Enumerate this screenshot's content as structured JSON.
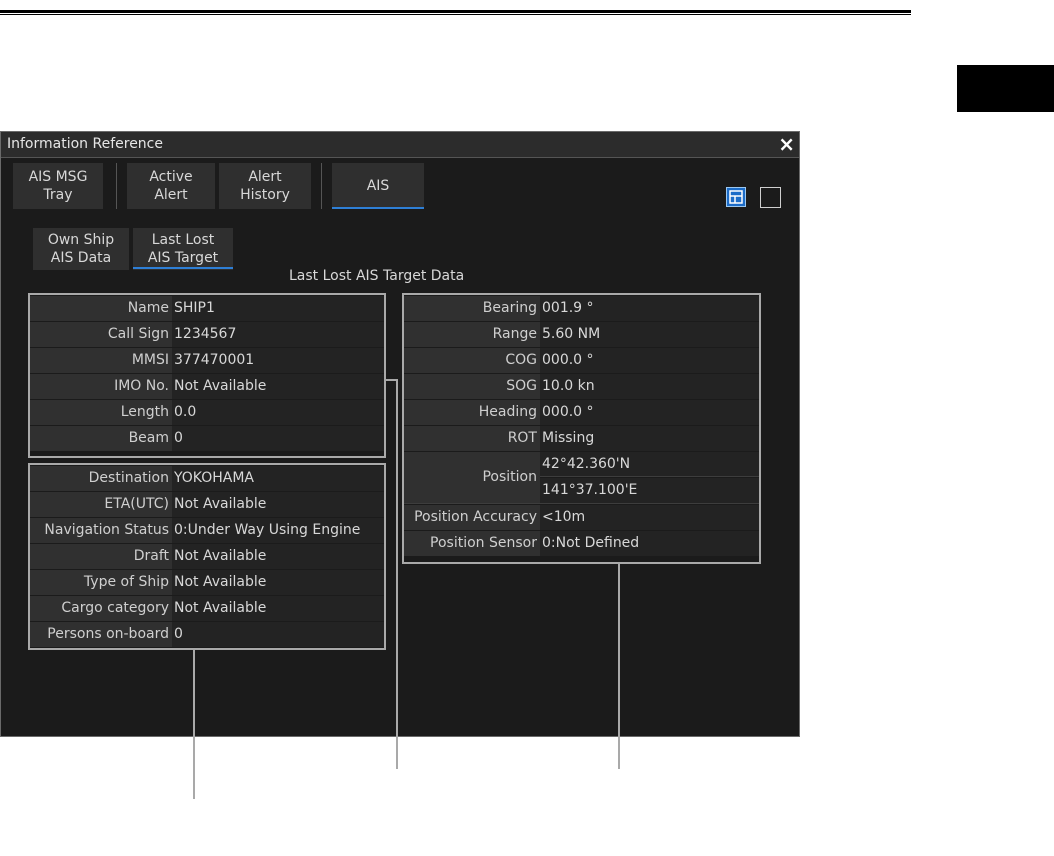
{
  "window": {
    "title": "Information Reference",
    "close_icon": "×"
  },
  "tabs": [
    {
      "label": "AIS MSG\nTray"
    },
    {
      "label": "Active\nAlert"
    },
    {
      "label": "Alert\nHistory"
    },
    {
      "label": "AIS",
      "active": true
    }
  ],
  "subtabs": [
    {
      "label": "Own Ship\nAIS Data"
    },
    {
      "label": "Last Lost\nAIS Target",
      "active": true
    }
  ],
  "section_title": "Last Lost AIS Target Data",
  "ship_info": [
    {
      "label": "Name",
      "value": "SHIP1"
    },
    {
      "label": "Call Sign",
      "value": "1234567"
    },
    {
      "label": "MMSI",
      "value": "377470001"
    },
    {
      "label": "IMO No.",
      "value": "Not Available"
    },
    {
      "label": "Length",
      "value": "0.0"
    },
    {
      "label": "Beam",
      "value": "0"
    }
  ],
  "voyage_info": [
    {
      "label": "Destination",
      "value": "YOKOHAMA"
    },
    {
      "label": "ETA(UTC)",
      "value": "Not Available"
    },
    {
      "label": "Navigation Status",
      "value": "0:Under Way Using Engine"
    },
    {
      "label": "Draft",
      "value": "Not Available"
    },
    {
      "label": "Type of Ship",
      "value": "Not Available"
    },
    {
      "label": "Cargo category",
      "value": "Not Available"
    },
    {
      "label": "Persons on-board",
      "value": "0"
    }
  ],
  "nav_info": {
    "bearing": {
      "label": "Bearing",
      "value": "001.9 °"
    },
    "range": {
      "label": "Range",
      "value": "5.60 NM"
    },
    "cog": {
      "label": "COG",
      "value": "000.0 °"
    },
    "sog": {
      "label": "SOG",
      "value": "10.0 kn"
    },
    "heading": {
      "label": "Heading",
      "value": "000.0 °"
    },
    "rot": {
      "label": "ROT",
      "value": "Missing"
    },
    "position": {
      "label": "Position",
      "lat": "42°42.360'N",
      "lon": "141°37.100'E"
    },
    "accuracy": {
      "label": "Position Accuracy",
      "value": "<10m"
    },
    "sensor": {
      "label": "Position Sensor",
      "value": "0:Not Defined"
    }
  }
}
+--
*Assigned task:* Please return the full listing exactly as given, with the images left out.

*Exercise answer:*
Enumerate this screenshot's content as structured JSON.
{
  "window": {
    "title": "Information Reference",
    "close_icon": "×"
  },
  "tabs": [
    {
      "label": "AIS MSG\nTray"
    },
    {
      "label": "Active\nAlert"
    },
    {
      "label": "Alert\nHistory"
    },
    {
      "label": "AIS",
      "active": true
    }
  ],
  "subtabs": [
    {
      "label": "Own Ship\nAIS Data"
    },
    {
      "label": "Last Lost\nAIS Target",
      "active": true
    }
  ],
  "section_title": "Last Lost AIS Target Data",
  "ship_info": [
    {
      "label": "Name",
      "value": "SHIP1"
    },
    {
      "label": "Call Sign",
      "value": "1234567"
    },
    {
      "label": "MMSI",
      "value": "377470001"
    },
    {
      "label": "IMO No.",
      "value": "Not Available"
    },
    {
      "label": "Length",
      "value": "0.0"
    },
    {
      "label": "Beam",
      "value": "0"
    }
  ],
  "voyage_info": [
    {
      "label": "Destination",
      "value": "YOKOHAMA"
    },
    {
      "label": "ETA(UTC)",
      "value": "Not Available"
    },
    {
      "label": "Navigation Status",
      "value": "0:Under Way Using Engine"
    },
    {
      "label": "Draft",
      "value": "Not Available"
    },
    {
      "label": "Type of Ship",
      "value": "Not Available"
    },
    {
      "label": "Cargo category",
      "value": "Not Available"
    },
    {
      "label": "Persons on-board",
      "value": "0"
    }
  ],
  "nav_info": {
    "bearing": {
      "label": "Bearing",
      "value": "001.9 °"
    },
    "range": {
      "label": "Range",
      "value": "5.60 NM"
    },
    "cog": {
      "label": "COG",
      "value": "000.0 °"
    },
    "sog": {
      "label": "SOG",
      "value": "10.0 kn"
    },
    "heading": {
      "label": "Heading",
      "value": "000.0 °"
    },
    "rot": {
      "label": "ROT",
      "value": "Missing"
    },
    "position": {
      "label": "Position",
      "lat": "42°42.360'N",
      "lon": "141°37.100'E"
    },
    "accuracy": {
      "label": "Position Accuracy",
      "value": "<10m"
    },
    "sensor": {
      "label": "Position Sensor",
      "value": "0:Not Defined"
    }
  }
}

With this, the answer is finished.